Determine how many lines in the material hold the string "frmWizardBusiness", then reply with that number only.
>>>>
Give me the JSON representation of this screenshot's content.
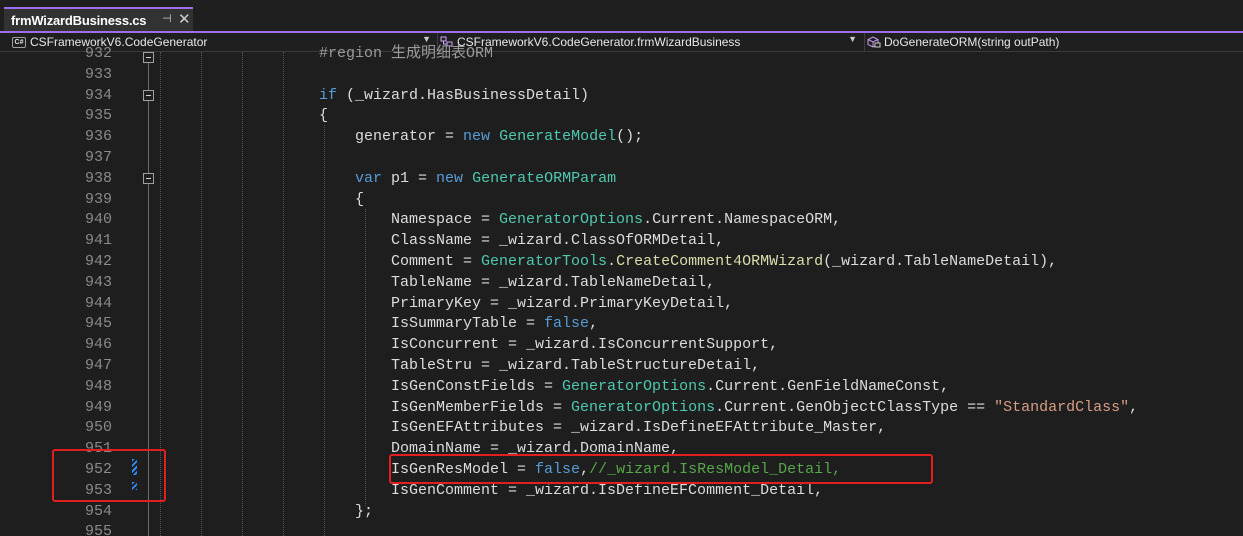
{
  "tab": {
    "title": "frmWizardBusiness.cs",
    "pin_glyph": "⊣",
    "close_glyph": "✕"
  },
  "navbar": {
    "project": "CSFrameworkV6.CodeGenerator",
    "class": "CSFrameworkV6.CodeGenerator.frmWizardBusiness",
    "member": "DoGenerateORM(string outPath)",
    "project_badge": "C#"
  },
  "editor": {
    "line_numbers": [
      "932",
      "933",
      "934",
      "935",
      "936",
      "937",
      "938",
      "939",
      "940",
      "941",
      "942",
      "943",
      "944",
      "945",
      "946",
      "947",
      "948",
      "949",
      "950",
      "951",
      "952",
      "953",
      "954",
      "955"
    ],
    "lines": [
      [
        {
          "t": "#region 生成明细表ORM",
          "c": "rg"
        }
      ],
      [],
      [
        {
          "t": "if",
          "c": "kw"
        },
        {
          "t": " (_wizard.HasBusinessDetail)",
          "c": ""
        }
      ],
      [
        {
          "t": "{",
          "c": ""
        }
      ],
      [
        {
          "t": "    generator = ",
          "c": ""
        },
        {
          "t": "new",
          "c": "kw"
        },
        {
          "t": " ",
          "c": ""
        },
        {
          "t": "GenerateModel",
          "c": "ty"
        },
        {
          "t": "();",
          "c": ""
        }
      ],
      [],
      [
        {
          "t": "    ",
          "c": ""
        },
        {
          "t": "var",
          "c": "kw"
        },
        {
          "t": " p1 = ",
          "c": ""
        },
        {
          "t": "new",
          "c": "kw"
        },
        {
          "t": " ",
          "c": ""
        },
        {
          "t": "GenerateORMParam",
          "c": "ty"
        }
      ],
      [
        {
          "t": "    {",
          "c": ""
        }
      ],
      [
        {
          "t": "        Namespace = ",
          "c": ""
        },
        {
          "t": "GeneratorOptions",
          "c": "ty"
        },
        {
          "t": ".Current.NamespaceORM,",
          "c": ""
        }
      ],
      [
        {
          "t": "        ClassName = _wizard.ClassOfORMDetail,",
          "c": ""
        }
      ],
      [
        {
          "t": "        Comment = ",
          "c": ""
        },
        {
          "t": "GeneratorTools",
          "c": "ty"
        },
        {
          "t": ".",
          "c": ""
        },
        {
          "t": "CreateComment4ORMWizard",
          "c": "mt"
        },
        {
          "t": "(_wizard.TableNameDetail),",
          "c": ""
        }
      ],
      [
        {
          "t": "        TableName = _wizard.TableNameDetail,",
          "c": ""
        }
      ],
      [
        {
          "t": "        PrimaryKey = _wizard.PrimaryKeyDetail,",
          "c": ""
        }
      ],
      [
        {
          "t": "        IsSummaryTable = ",
          "c": ""
        },
        {
          "t": "false",
          "c": "kw"
        },
        {
          "t": ",",
          "c": ""
        }
      ],
      [
        {
          "t": "        IsConcurrent = _wizard.IsConcurrentSupport,",
          "c": ""
        }
      ],
      [
        {
          "t": "        TableStru = _wizard.TableStructureDetail,",
          "c": ""
        }
      ],
      [
        {
          "t": "        IsGenConstFields = ",
          "c": ""
        },
        {
          "t": "GeneratorOptions",
          "c": "ty"
        },
        {
          "t": ".Current.GenFieldNameConst,",
          "c": ""
        }
      ],
      [
        {
          "t": "        IsGenMemberFields = ",
          "c": ""
        },
        {
          "t": "GeneratorOptions",
          "c": "ty"
        },
        {
          "t": ".Current.GenObjectClassType == ",
          "c": ""
        },
        {
          "t": "\"StandardClass\"",
          "c": "st"
        },
        {
          "t": ",",
          "c": ""
        }
      ],
      [
        {
          "t": "        IsGenEFAttributes = _wizard.IsDefineEFAttribute_Master,",
          "c": ""
        }
      ],
      [
        {
          "t": "        DomainName = _wizard.DomainName,",
          "c": ""
        }
      ],
      [
        {
          "t": "        IsGenResModel = ",
          "c": ""
        },
        {
          "t": "false",
          "c": "kw"
        },
        {
          "t": ",",
          "c": ""
        },
        {
          "t": "//_wizard.IsResModel_Detail,",
          "c": "cm"
        }
      ],
      [
        {
          "t": "        IsGenComment = _wizard.IsDefineEFComment_Detail,",
          "c": ""
        }
      ],
      [
        {
          "t": "    };",
          "c": ""
        }
      ],
      []
    ]
  },
  "colors": {
    "accent": "#9c6ded",
    "highlight_box": "#e02020",
    "keyword": "#569cd6",
    "type": "#4ec9b0",
    "method": "#dcdcaa",
    "string": "#d69d85",
    "comment": "#57a64a",
    "change_marker": "#2f8cff"
  }
}
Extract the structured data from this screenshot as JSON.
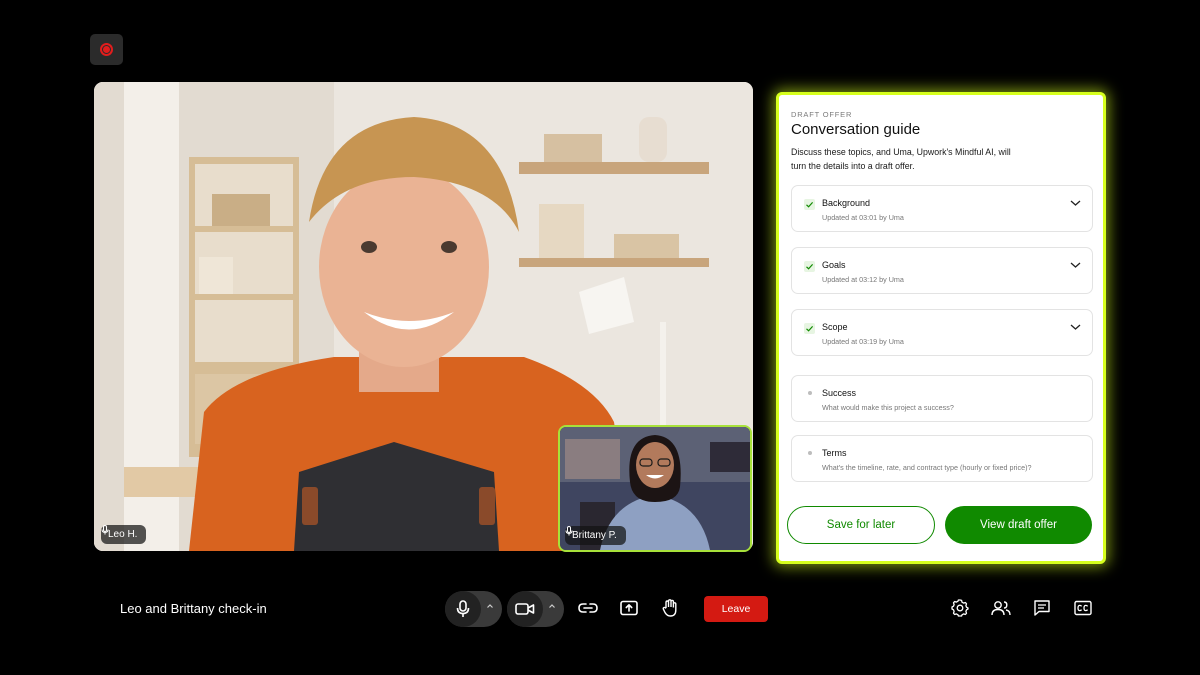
{
  "recording": {
    "icon": "record-icon",
    "color": "#e11d1d"
  },
  "participants": {
    "main": {
      "name": "Leo H."
    },
    "pip": {
      "name": "Brittany P.",
      "border_color": "#a7e13a"
    }
  },
  "panel": {
    "eyebrow": "DRAFT OFFER",
    "title": "Conversation guide",
    "description": "Discuss these topics, and Uma, Upwork's Mindful AI, will turn the details into a draft offer.",
    "highlight_color": "#d6ff1d",
    "topics": [
      {
        "title": "Background",
        "subtitle": "Updated at 03:01 by Uma",
        "status": "done"
      },
      {
        "title": "Goals",
        "subtitle": "Updated at 03:12 by Uma",
        "status": "done"
      },
      {
        "title": "Scope",
        "subtitle": "Updated at 03:19 by Uma",
        "status": "done"
      },
      {
        "title": "Success",
        "subtitle": "What would make this project a success?",
        "status": "pending"
      },
      {
        "title": "Terms",
        "subtitle": "What's the timeline, rate, and contract type (hourly or fixed price)?",
        "status": "pending"
      }
    ],
    "save_label": "Save for later",
    "view_label": "View draft offer",
    "accent_color": "#108a00"
  },
  "toolbar": {
    "meeting_title": "Leo and Brittany check-in",
    "leave_label": "Leave",
    "leave_color": "#d41a12",
    "icons": [
      "microphone-icon",
      "camera-icon",
      "link-icon",
      "share-screen-icon",
      "raise-hand-icon",
      "settings-icon",
      "participants-icon",
      "chat-icon",
      "captions-icon"
    ]
  }
}
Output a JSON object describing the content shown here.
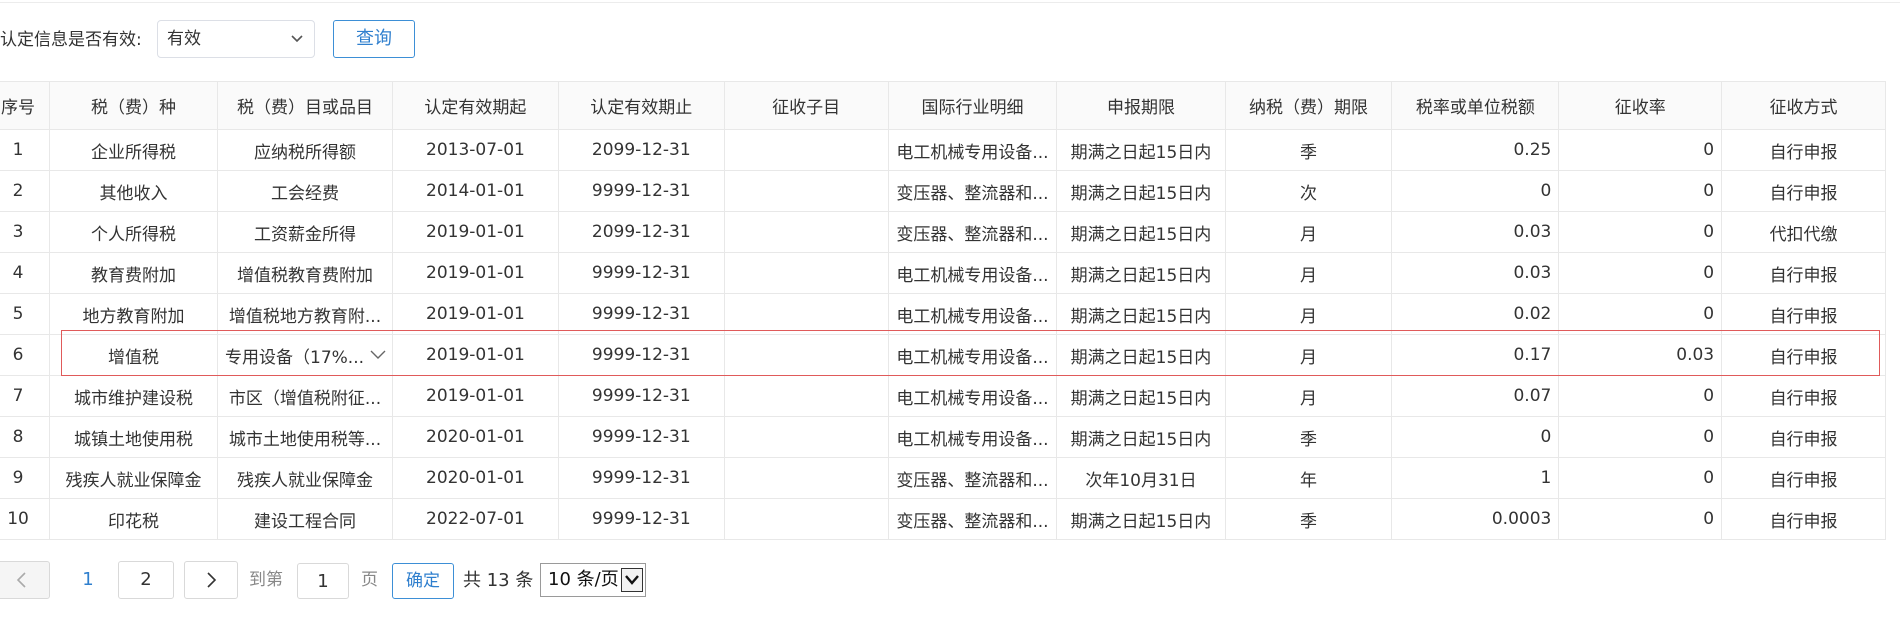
{
  "filter": {
    "label": "认定信息是否有效:",
    "select_value": "有效",
    "query_button": "查询"
  },
  "table": {
    "headers": [
      "序号",
      "税（费）种",
      "税（费）目或品目",
      "认定有效期起",
      "认定有效期止",
      "征收子目",
      "国际行业明细",
      "申报期限",
      "纳税（费）期限",
      "税率或单位税额",
      "征收率",
      "征收方式"
    ],
    "rows": [
      [
        "1",
        "企业所得税",
        "应纳税所得额",
        "2013-07-01",
        "2099-12-31",
        "",
        "电工机械专用设备...",
        "期满之日起15日内",
        "季",
        "0.25",
        "0",
        "自行申报"
      ],
      [
        "2",
        "其他收入",
        "工会经费",
        "2014-01-01",
        "9999-12-31",
        "",
        "变压器、整流器和...",
        "期满之日起15日内",
        "次",
        "0",
        "0",
        "自行申报"
      ],
      [
        "3",
        "个人所得税",
        "工资薪金所得",
        "2019-01-01",
        "2099-12-31",
        "",
        "变压器、整流器和...",
        "期满之日起15日内",
        "月",
        "0.03",
        "0",
        "代扣代缴"
      ],
      [
        "4",
        "教育费附加",
        "增值税教育费附加",
        "2019-01-01",
        "9999-12-31",
        "",
        "电工机械专用设备...",
        "期满之日起15日内",
        "月",
        "0.03",
        "0",
        "自行申报"
      ],
      [
        "5",
        "地方教育附加",
        "增值税地方教育附...",
        "2019-01-01",
        "9999-12-31",
        "",
        "电工机械专用设备...",
        "期满之日起15日内",
        "月",
        "0.02",
        "0",
        "自行申报"
      ],
      [
        "6",
        "增值税",
        "专用设备（17%...",
        "2019-01-01",
        "9999-12-31",
        "",
        "电工机械专用设备...",
        "期满之日起15日内",
        "月",
        "0.17",
        "0.03",
        "自行申报"
      ],
      [
        "7",
        "城市维护建设税",
        "市区（增值税附征...",
        "2019-01-01",
        "9999-12-31",
        "",
        "电工机械专用设备...",
        "期满之日起15日内",
        "月",
        "0.07",
        "0",
        "自行申报"
      ],
      [
        "8",
        "城镇土地使用税",
        "城市土地使用税等...",
        "2020-01-01",
        "9999-12-31",
        "",
        "电工机械专用设备...",
        "期满之日起15日内",
        "季",
        "0",
        "0",
        "自行申报"
      ],
      [
        "9",
        "残疾人就业保障金",
        "残疾人就业保障金",
        "2020-01-01",
        "9999-12-31",
        "",
        "变压器、整流器和...",
        "次年10月31日",
        "年",
        "1",
        "0",
        "自行申报"
      ],
      [
        "10",
        "印花税",
        "建设工程合同",
        "2022-07-01",
        "9999-12-31",
        "",
        "变压器、整流器和...",
        "期满之日起15日内",
        "季",
        "0.0003",
        "0",
        "自行申报"
      ]
    ],
    "highlighted_row": 6
  },
  "pagination": {
    "pages": [
      "1",
      "2"
    ],
    "current": "1",
    "goto_label": "到第",
    "page_suffix": "页",
    "goto_value": "1",
    "confirm": "确定",
    "total": "共 13 条",
    "page_size": "10 条/页"
  },
  "colors": {
    "accent": "#2f7fce",
    "highlight_border": "#e05a5a",
    "header_bg": "#fafafa",
    "border": "#e8e8e8"
  }
}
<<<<
— Solution to the exercise —
2